_Instructions to follow_. From start to end, write out the following data exactly, apart from its images.

_Supplied information_.
Content starts

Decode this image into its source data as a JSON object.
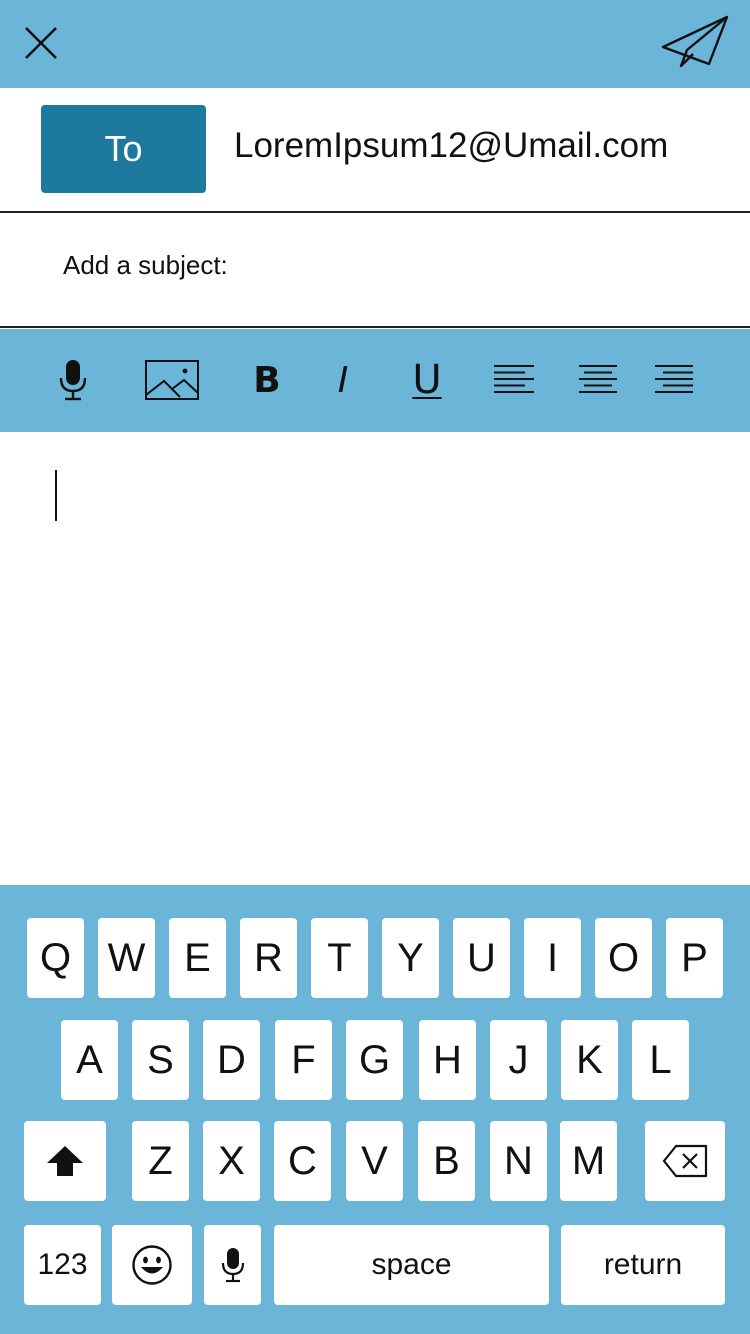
{
  "colors": {
    "header_blue": "#6bb5d8",
    "to_button_blue": "#1e799f",
    "key_white": "#ffffff"
  },
  "topbar": {
    "close_icon": "close-x-icon",
    "send_icon": "paper-plane-icon"
  },
  "recipient": {
    "to_label": "To",
    "value": "LoremIpsum12@Umail.com"
  },
  "subject": {
    "placeholder": "Add a subject:"
  },
  "toolbar": {
    "items": [
      {
        "name": "microphone",
        "icon": "microphone-icon"
      },
      {
        "name": "image",
        "icon": "image-icon"
      },
      {
        "name": "bold",
        "label": "B"
      },
      {
        "name": "italic",
        "label": "I"
      },
      {
        "name": "underline",
        "label": "U"
      },
      {
        "name": "align-left",
        "icon": "align-left-icon"
      },
      {
        "name": "align-center",
        "icon": "align-center-icon"
      },
      {
        "name": "align-right",
        "icon": "align-right-icon"
      }
    ]
  },
  "keyboard": {
    "row1": [
      "Q",
      "W",
      "E",
      "R",
      "T",
      "Y",
      "U",
      "I",
      "O",
      "P"
    ],
    "row2": [
      "A",
      "S",
      "D",
      "F",
      "G",
      "H",
      "J",
      "K",
      "L"
    ],
    "row3": [
      "Z",
      "X",
      "C",
      "V",
      "B",
      "N",
      "M"
    ],
    "shift_icon": "shift-arrow-icon",
    "delete_icon": "backspace-icon",
    "numbers_label": "123",
    "emoji_icon": "emoji-smiley-icon",
    "dictation_icon": "microphone-icon",
    "space_label": "space",
    "return_label": "return"
  }
}
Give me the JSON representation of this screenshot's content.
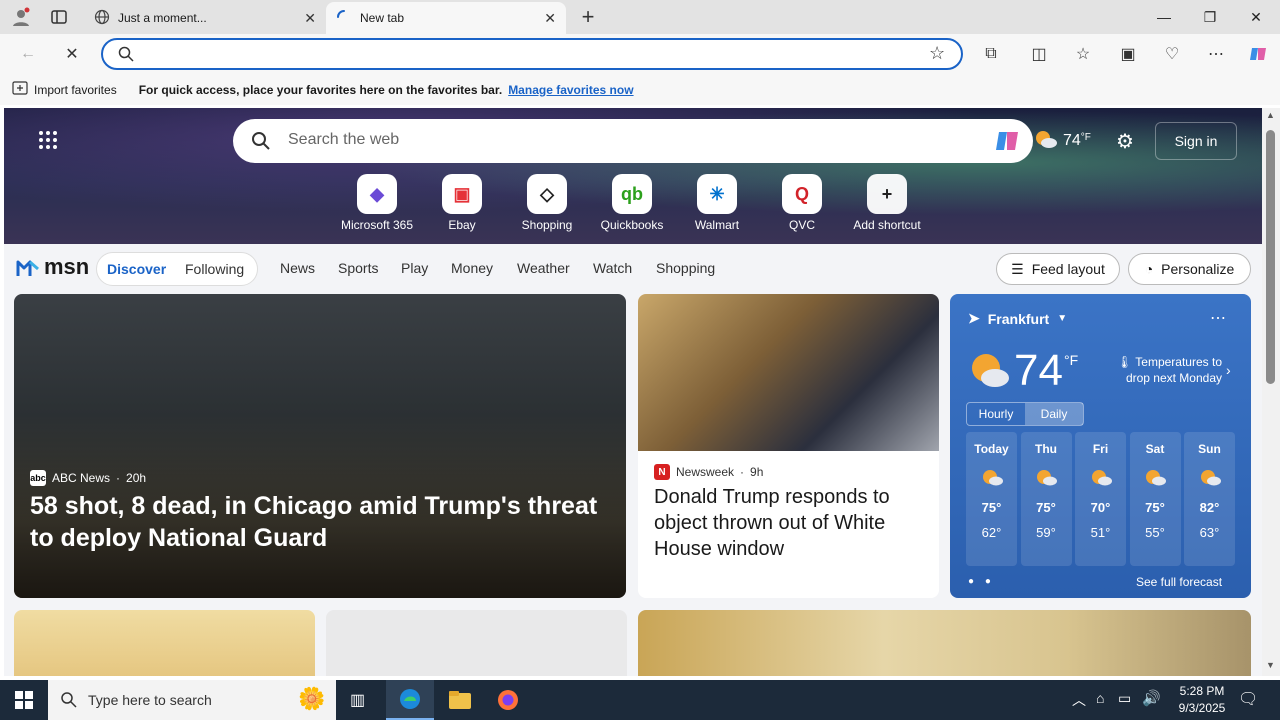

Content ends

_Written response_.
Decode this image into its source data as a JSON object.
{
  "colors": {
    "header_blue": "#6bb5d8",
    "to_button_blue": "#1e799f",
    "key_white": "#ffffff"
  },
  "topbar": {
    "close_icon": "close-x-icon",
    "send_icon": "paper-plane-icon"
  },
  "recipient": {
    "to_label": "To",
    "value": "LoremIpsum12@Umail.com"
  },
  "subject": {
    "placeholder": "Add a subject:"
  },
  "toolbar": {
    "items": [
      {
        "name": "microphone",
        "icon": "microphone-icon"
      },
      {
        "name": "image",
        "icon": "image-icon"
      },
      {
        "name": "bold",
        "label": "B"
      },
      {
        "name": "italic",
        "label": "I"
      },
      {
        "name": "underline",
        "label": "U"
      },
      {
        "name": "align-left",
        "icon": "align-left-icon"
      },
      {
        "name": "align-center",
        "icon": "align-center-icon"
      },
      {
        "name": "align-right",
        "icon": "align-right-icon"
      }
    ]
  },
  "keyboard": {
    "row1": [
      "Q",
      "W",
      "E",
      "R",
      "T",
      "Y",
      "U",
      "I",
      "O",
      "P"
    ],
    "row2": [
      "A",
      "S",
      "D",
      "F",
      "G",
      "H",
      "J",
      "K",
      "L"
    ],
    "row3": [
      "Z",
      "X",
      "C",
      "V",
      "B",
      "N",
      "M"
    ],
    "shift_icon": "shift-arrow-icon",
    "delete_icon": "backspace-icon",
    "numbers_label": "123",
    "emoji_icon": "emoji-smiley-icon",
    "dictation_icon": "microphone-icon",
    "space_label": "space",
    "return_label": "return"
  }
}
Give me the JSON representation of this screenshot's content.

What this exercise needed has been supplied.